* _Dataset excerpts_
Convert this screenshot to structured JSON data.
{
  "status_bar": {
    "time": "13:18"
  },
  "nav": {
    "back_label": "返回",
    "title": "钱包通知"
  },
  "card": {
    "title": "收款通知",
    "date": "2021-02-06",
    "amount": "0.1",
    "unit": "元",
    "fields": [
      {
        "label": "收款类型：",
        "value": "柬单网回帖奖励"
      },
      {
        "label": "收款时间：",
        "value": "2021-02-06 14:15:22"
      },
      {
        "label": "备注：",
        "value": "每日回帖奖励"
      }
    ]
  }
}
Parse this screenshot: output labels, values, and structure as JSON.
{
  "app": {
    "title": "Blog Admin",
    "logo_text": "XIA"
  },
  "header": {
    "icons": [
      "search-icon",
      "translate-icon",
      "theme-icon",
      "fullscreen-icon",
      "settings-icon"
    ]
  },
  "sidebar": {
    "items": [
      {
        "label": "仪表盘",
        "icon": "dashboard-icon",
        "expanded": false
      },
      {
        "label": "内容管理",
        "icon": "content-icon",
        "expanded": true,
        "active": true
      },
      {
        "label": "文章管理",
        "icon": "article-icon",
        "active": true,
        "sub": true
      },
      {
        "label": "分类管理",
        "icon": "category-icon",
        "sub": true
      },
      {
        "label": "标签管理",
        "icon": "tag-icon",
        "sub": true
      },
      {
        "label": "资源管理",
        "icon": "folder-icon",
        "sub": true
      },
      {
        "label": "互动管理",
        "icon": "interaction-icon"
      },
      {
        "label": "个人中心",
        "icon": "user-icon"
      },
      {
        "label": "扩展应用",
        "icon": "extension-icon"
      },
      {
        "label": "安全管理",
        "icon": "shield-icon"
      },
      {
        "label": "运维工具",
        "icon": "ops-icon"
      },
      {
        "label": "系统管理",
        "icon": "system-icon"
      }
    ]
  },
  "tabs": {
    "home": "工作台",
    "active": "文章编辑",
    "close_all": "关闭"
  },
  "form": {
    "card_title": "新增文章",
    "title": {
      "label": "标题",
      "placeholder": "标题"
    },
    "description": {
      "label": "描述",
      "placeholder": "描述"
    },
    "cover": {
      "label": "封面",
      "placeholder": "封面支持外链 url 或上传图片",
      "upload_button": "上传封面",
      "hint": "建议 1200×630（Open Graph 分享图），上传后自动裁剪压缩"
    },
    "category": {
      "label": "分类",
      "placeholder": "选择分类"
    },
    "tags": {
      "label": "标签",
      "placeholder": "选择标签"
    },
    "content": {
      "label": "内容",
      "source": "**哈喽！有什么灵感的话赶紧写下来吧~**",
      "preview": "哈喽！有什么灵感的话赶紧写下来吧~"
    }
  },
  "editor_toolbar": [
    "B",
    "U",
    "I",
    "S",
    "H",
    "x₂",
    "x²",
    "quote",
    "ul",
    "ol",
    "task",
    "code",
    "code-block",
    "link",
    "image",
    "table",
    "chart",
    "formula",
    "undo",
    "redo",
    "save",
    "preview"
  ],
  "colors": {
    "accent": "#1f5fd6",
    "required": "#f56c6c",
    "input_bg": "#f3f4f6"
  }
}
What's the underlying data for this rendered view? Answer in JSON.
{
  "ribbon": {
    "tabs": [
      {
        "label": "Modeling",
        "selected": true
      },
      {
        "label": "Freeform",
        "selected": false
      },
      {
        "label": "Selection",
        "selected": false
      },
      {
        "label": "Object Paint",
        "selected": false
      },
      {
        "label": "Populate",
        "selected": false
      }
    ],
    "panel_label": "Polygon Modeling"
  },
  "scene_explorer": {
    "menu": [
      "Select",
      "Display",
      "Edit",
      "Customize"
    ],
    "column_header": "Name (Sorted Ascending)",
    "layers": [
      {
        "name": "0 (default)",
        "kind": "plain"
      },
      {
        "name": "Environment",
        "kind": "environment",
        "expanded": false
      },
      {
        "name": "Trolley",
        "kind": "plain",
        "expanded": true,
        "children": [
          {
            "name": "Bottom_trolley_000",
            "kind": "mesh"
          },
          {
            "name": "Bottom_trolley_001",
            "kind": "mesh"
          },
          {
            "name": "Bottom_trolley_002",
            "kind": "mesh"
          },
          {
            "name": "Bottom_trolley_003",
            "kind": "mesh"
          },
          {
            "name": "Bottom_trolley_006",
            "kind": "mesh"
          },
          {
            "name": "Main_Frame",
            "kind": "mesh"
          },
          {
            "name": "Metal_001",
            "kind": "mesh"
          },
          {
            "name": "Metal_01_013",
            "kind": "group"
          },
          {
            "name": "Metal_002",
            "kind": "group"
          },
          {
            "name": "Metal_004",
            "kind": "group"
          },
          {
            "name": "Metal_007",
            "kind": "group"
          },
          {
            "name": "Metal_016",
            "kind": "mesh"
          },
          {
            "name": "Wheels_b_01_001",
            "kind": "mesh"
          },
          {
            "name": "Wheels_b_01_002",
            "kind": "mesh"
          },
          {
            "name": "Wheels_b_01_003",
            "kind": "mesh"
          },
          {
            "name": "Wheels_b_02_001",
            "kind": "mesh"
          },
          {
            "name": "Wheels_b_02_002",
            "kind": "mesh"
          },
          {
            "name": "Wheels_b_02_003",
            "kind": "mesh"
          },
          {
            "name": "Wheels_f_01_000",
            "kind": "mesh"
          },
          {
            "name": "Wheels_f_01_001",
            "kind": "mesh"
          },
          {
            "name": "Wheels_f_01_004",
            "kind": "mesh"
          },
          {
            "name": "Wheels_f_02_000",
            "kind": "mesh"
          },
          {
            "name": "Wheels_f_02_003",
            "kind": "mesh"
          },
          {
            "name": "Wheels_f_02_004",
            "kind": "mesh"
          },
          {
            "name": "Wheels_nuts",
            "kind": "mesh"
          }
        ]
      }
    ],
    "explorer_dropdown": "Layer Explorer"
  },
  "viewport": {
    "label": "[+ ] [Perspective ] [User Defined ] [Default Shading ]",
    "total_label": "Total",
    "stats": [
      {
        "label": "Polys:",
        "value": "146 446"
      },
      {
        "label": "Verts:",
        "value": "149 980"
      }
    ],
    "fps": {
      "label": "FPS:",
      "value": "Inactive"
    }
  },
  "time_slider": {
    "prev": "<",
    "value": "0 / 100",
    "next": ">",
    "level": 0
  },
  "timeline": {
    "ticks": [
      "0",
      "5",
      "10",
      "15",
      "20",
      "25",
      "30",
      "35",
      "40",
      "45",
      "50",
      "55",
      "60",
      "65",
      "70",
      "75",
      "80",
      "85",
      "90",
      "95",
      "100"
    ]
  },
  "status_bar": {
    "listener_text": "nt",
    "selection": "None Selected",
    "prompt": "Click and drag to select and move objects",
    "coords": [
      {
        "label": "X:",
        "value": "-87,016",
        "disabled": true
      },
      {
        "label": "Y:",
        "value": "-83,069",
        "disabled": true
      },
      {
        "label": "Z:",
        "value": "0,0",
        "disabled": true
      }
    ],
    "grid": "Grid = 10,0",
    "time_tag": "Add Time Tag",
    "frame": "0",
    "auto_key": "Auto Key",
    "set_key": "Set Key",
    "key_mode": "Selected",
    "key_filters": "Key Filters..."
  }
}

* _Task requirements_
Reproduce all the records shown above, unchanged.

* _Answer for the task_
Convert this screenshot to structured JSON data.
{
  "status_bar": {
    "time": "13:18"
  },
  "nav": {
    "back_label": "返回",
    "title": "钱包通知"
  },
  "card": {
    "title": "收款通知",
    "date": "2021-02-06",
    "amount": "0.1",
    "unit": "元",
    "fields": [
      {
        "label": "收款类型：",
        "value": "柬单网回帖奖励"
      },
      {
        "label": "收款时间：",
        "value": "2021-02-06 14:15:22"
      },
      {
        "label": "备注：",
        "value": "每日回帖奖励"
      }
    ]
  }
}
Parse this screenshot: output labels, values, and structure as JSON.
{
  "app": {
    "title": "Blog Admin",
    "logo_text": "XIA"
  },
  "header": {
    "icons": [
      "search-icon",
      "translate-icon",
      "theme-icon",
      "fullscreen-icon",
      "settings-icon"
    ]
  },
  "sidebar": {
    "items": [
      {
        "label": "仪表盘",
        "icon": "dashboard-icon",
        "expanded": false
      },
      {
        "label": "内容管理",
        "icon": "content-icon",
        "expanded": true,
        "active": true
      },
      {
        "label": "文章管理",
        "icon": "article-icon",
        "active": true,
        "sub": true
      },
      {
        "label": "分类管理",
        "icon": "category-icon",
        "sub": true
      },
      {
        "label": "标签管理",
        "icon": "tag-icon",
        "sub": true
      },
      {
        "label": "资源管理",
        "icon": "folder-icon",
        "sub": true
      },
      {
        "label": "互动管理",
        "icon": "interaction-icon"
      },
      {
        "label": "个人中心",
        "icon": "user-icon"
      },
      {
        "label": "扩展应用",
        "icon": "extension-icon"
      },
      {
        "label": "安全管理",
        "icon": "shield-icon"
      },
      {
        "label": "运维工具",
        "icon": "ops-icon"
      },
      {
        "label": "系统管理",
        "icon": "system-icon"
      }
    ]
  },
  "tabs": {
    "home": "工作台",
    "active": "文章编辑",
    "close_all": "关闭"
  },
  "form": {
    "card_title": "新增文章",
    "title": {
      "label": "标题",
      "placeholder": "标题"
    },
    "description": {
      "label": "描述",
      "placeholder": "描述"
    },
    "cover": {
      "label": "封面",
      "placeholder": "封面支持外链 url 或上传图片",
      "upload_button": "上传封面",
      "hint": "建议 1200×630（Open Graph 分享图），上传后自动裁剪压缩"
    },
    "category": {
      "label": "分类",
      "placeholder": "选择分类"
    },
    "tags": {
      "label": "标签",
      "placeholder": "选择标签"
    },
    "content": {
      "label": "内容",
      "source": "**哈喽！有什么灵感的话赶紧写下来吧~**",
      "preview": "哈喽！有什么灵感的话赶紧写下来吧~"
    }
  },
  "editor_toolbar": [
    "B",
    "U",
    "I",
    "S",
    "H",
    "x₂",
    "x²",
    "quote",
    "ul",
    "ol",
    "task",
    "code",
    "code-block",
    "link",
    "image",
    "table",
    "chart",
    "formula",
    "undo",
    "redo",
    "save",
    "preview"
  ],
  "colors": {
    "accent": "#1f5fd6",
    "required": "#f56c6c",
    "input_bg": "#f3f4f6"
  }
}
What's the underlying data for this rendered view? Answer in JSON.
{
  "ribbon": {
    "tabs": [
      {
        "label": "Modeling",
        "selected": true
      },
      {
        "label": "Freeform",
        "selected": false
      },
      {
        "label": "Selection",
        "selected": false
      },
      {
        "label": "Object Paint",
        "selected": false
      },
      {
        "label": "Populate",
        "selected": false
      }
    ],
    "panel_label": "Polygon Modeling"
  },
  "scene_explorer": {
    "menu": [
      "Select",
      "Display",
      "Edit",
      "Customize"
    ],
    "column_header": "Name (Sorted Ascending)",
    "layers": [
      {
        "name": "0 (default)",
        "kind": "plain"
      },
      {
        "name": "Environment",
        "kind": "environment",
        "expanded": false
      },
      {
        "name": "Trolley",
        "kind": "plain",
        "expanded": true,
        "children": [
          {
            "name": "Bottom_trolley_000",
            "kind": "mesh"
          },
          {
            "name": "Bottom_trolley_001",
            "kind": "mesh"
          },
          {
            "name": "Bottom_trolley_002",
            "kind": "mesh"
          },
          {
            "name": "Bottom_trolley_003",
            "kind": "mesh"
          },
          {
            "name": "Bottom_trolley_006",
            "kind": "mesh"
          },
          {
            "name": "Main_Frame",
            "kind": "mesh"
          },
          {
            "name": "Metal_001",
            "kind": "mesh"
          },
          {
            "name": "Metal_01_013",
            "kind": "group"
          },
          {
            "name": "Metal_002",
            "kind": "group"
          },
          {
            "name": "Metal_004",
            "kind": "group"
          },
          {
            "name": "Metal_007",
            "kind": "group"
          },
          {
            "name": "Metal_016",
            "kind": "mesh"
          },
          {
            "name": "Wheels_b_01_001",
            "kind": "mesh"
          },
          {
            "name": "Wheels_b_01_002",
            "kind": "mesh"
          },
          {
            "name": "Wheels_b_01_003",
            "kind": "mesh"
          },
          {
            "name": "Wheels_b_02_001",
            "kind": "mesh"
          },
          {
            "name": "Wheels_b_02_002",
            "kind": "mesh"
          },
          {
            "name": "Wheels_b_02_003",
            "kind": "mesh"
          },
          {
            "name": "Wheels_f_01_000",
            "kind": "mesh"
          },
          {
            "name": "Wheels_f_01_001",
            "kind": "mesh"
          },
          {
            "name": "Wheels_f_01_004",
            "kind": "mesh"
          },
          {
            "name": "Wheels_f_02_000",
            "kind": "mesh"
          },
          {
            "name": "Wheels_f_02_003",
            "kind": "mesh"
          },
          {
            "name": "Wheels_f_02_004",
            "kind": "mesh"
          },
          {
            "name": "Wheels_nuts",
            "kind": "mesh"
          }
        ]
      }
    ],
    "explorer_dropdown": "Layer Explorer"
  },
  "viewport": {
    "label": "[+ ] [Perspective ] [User Defined ] [Default Shading ]",
    "total_label": "Total",
    "stats": [
      {
        "label": "Polys:",
        "value": "146 446"
      },
      {
        "label": "Verts:",
        "value": "149 980"
      }
    ],
    "fps": {
      "label": "FPS:",
      "value": "Inactive"
    }
  },
  "time_slider": {
    "prev": "<",
    "value": "0 / 100",
    "next": ">",
    "level": 0
  },
  "timeline": {
    "ticks": [
      "0",
      "5",
      "10",
      "15",
      "20",
      "25",
      "30",
      "35",
      "40",
      "45",
      "50",
      "55",
      "60",
      "65",
      "70",
      "75",
      "80",
      "85",
      "90",
      "95",
      "100"
    ]
  },
  "status_bar": {
    "listener_text": "nt",
    "selection": "None Selected",
    "prompt": "Click and drag to select and move objects",
    "coords": [
      {
        "label": "X:",
        "value": "-87,016",
        "disabled": true
      },
      {
        "label": "Y:",
        "value": "-83,069",
        "disabled": true
      },
      {
        "label": "Z:",
        "value": "0,0",
        "disabled": true
      }
    ],
    "grid": "Grid = 10,0",
    "time_tag": "Add Time Tag",
    "frame": "0",
    "auto_key": "Auto Key",
    "set_key": "Set Key",
    "key_mode": "Selected",
    "key_filters": "Key Filters..."
  }
}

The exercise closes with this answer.